The identifying data we want and why we contextualise it
Returning to the unidentified “things” above, if I said they were a ‘chiller’, ‘strainer’, ‘macerator’ and ‘actuator’, would you be any wiser as to what these things are? Maybe that’s enough data for some people, but most need more data. We need the following context:
- What is their function?
- Where are these items located?
- Are they connected to or related to any other items?
- What system are they part of?
This data gives us context. Now we have more relevant data about these objects and our brain has a better understanding of what they are and how to interact with them: Is it OK to touch or is it dangerously hot? How long before this item expires and what parts of the system will its expiration affect?
Having the ‘what’ and ‘where’ data alongside the contextual data means that we can answer much more than ‘what is it?’. For example, we can answer the following questions:
- What floor and room do I go to address a blocked toilet fault?
- I need to replace a door, does the new one need a specific fire rating?
- I need someone to service my chiller, who should I call? What make and model is it and where is the manual they can use to fix it?
- I need to get my strainers cleaned out, where are they?
- My kitchen macerator is broken, is the old one within warranty?
- Which of my air filters need replacing and when?
- When I run my fire alarm test, which vents are going to open automatically?
Machine readability: the computer as a brain

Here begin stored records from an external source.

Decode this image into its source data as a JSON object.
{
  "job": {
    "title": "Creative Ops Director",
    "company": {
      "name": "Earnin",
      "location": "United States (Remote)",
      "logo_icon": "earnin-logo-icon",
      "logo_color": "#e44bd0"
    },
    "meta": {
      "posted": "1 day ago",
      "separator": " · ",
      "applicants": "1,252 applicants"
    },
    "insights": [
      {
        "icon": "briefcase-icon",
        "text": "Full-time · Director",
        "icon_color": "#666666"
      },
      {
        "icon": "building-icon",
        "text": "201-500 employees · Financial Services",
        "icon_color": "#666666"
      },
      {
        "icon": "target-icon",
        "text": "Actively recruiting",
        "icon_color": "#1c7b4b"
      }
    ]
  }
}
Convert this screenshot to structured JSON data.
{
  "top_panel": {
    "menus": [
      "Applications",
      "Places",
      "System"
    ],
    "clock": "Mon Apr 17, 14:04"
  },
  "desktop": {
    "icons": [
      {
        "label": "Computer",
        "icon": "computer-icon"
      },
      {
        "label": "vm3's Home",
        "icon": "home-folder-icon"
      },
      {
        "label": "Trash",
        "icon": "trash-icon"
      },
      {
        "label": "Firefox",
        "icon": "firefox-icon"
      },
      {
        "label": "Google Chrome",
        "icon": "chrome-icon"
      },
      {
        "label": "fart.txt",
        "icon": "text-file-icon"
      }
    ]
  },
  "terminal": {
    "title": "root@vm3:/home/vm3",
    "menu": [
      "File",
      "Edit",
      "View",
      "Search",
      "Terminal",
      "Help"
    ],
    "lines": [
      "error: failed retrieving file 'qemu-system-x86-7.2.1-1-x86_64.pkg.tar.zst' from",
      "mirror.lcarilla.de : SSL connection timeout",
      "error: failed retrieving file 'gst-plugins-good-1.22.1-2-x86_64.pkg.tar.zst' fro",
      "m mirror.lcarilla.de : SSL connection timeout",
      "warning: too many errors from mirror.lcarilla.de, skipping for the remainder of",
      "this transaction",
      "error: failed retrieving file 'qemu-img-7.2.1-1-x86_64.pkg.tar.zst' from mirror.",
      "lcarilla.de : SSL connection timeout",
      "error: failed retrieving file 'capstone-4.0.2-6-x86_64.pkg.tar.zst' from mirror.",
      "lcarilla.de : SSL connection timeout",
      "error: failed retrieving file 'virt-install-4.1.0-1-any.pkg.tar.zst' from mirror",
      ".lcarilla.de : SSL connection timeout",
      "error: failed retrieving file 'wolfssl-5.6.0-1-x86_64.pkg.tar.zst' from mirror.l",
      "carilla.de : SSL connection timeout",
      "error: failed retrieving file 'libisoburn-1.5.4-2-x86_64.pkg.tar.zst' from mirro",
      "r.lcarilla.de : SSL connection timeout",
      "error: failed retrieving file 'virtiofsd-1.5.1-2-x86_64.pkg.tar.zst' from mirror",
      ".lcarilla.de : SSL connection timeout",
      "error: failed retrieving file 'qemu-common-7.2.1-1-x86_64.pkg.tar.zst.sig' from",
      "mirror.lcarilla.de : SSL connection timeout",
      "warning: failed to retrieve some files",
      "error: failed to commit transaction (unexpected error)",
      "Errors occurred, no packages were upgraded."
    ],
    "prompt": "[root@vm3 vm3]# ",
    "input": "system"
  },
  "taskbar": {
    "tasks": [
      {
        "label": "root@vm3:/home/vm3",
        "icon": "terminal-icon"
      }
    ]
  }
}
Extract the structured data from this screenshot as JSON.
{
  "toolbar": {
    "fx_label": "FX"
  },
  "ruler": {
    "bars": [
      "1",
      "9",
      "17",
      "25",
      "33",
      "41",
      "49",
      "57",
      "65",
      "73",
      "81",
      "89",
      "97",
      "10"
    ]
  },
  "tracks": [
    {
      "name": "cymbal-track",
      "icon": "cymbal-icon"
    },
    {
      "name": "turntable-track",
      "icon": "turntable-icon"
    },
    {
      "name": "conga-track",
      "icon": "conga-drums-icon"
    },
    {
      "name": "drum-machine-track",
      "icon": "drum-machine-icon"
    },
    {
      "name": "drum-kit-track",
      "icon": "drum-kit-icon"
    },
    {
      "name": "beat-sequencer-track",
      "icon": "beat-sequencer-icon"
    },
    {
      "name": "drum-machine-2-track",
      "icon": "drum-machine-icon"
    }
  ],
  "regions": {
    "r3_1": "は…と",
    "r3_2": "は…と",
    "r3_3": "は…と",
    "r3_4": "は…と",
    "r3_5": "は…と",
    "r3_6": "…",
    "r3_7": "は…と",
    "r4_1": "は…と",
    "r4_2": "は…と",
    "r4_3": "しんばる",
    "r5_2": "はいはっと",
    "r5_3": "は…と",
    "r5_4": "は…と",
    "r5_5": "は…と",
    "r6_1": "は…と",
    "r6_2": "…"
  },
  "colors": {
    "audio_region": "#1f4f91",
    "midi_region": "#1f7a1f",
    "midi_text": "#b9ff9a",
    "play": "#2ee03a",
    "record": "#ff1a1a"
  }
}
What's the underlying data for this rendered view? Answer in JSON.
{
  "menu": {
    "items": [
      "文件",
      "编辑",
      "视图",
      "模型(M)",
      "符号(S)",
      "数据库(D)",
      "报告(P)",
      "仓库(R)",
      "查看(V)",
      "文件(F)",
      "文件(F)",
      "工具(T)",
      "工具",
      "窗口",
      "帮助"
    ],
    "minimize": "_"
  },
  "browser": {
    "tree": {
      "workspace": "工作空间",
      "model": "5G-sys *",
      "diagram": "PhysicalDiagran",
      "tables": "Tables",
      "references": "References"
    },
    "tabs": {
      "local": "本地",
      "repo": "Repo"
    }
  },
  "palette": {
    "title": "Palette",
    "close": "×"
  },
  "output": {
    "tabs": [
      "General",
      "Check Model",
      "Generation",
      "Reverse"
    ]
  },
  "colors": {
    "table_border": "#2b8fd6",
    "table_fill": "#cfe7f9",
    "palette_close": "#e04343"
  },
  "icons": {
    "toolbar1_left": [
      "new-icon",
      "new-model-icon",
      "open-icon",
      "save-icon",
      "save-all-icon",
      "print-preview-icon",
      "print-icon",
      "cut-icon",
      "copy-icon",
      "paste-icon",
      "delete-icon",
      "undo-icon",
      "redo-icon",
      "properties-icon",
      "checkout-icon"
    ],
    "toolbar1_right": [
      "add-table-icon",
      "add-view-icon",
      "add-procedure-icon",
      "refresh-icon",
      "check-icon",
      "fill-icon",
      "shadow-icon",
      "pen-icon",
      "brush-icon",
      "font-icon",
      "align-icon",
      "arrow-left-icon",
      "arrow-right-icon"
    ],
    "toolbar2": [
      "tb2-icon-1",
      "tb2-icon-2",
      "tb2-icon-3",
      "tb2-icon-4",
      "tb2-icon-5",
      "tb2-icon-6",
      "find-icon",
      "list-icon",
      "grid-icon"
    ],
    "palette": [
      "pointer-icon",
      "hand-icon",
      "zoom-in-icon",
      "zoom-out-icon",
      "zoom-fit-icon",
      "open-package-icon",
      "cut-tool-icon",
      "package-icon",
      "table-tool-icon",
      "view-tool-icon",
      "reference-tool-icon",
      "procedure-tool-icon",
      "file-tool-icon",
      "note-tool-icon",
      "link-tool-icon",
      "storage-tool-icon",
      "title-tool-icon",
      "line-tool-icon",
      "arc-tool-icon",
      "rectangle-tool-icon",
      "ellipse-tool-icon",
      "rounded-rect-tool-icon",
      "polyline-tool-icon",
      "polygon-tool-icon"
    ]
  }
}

The computer is based on the brain but unlike our plastic brain, which learns through experience, the computer must be spoon-fed the data and told its context. Most companies use software to design, construct and operate their built assets; without data, these technologies won’t work. The process of structuring data in a contextual manner enables software technologies to use and understand it. In essence, we humans create the learned database for the ‘dumb’ technology so that it can do what it does best: compute and gain insights from large volumes of data. This makes us much more efficient at our jobs, and makes our buildings and their components operate automatically.
However, there is a caveat: the accuracy of the data is fundamental to its usage; or, to coin a phrase from the early days of computing: garbage in, garbage out. In 2011, a Gartner study found that 40% of the anticipated value of all business initiatives is never achieved and that poor data quality in both the planning and execution phases of these initiatives is a primary cause. This means that validating and verifying data is as important as getting data; having unchecked data means you don’t have data.
I hope you enjoyed reading this blog, which was a bit of fun. Why not think about what data you really have about a building and what data would be wise to have.
After all, “Knowledge is knowing that the tomato is a fruit, wisdom is knowing not to put it in a fruit salad.” - Miles Kington
I’m a solution consultant at Invicara. Reach out to me if you would like to have a conversation. email@example.com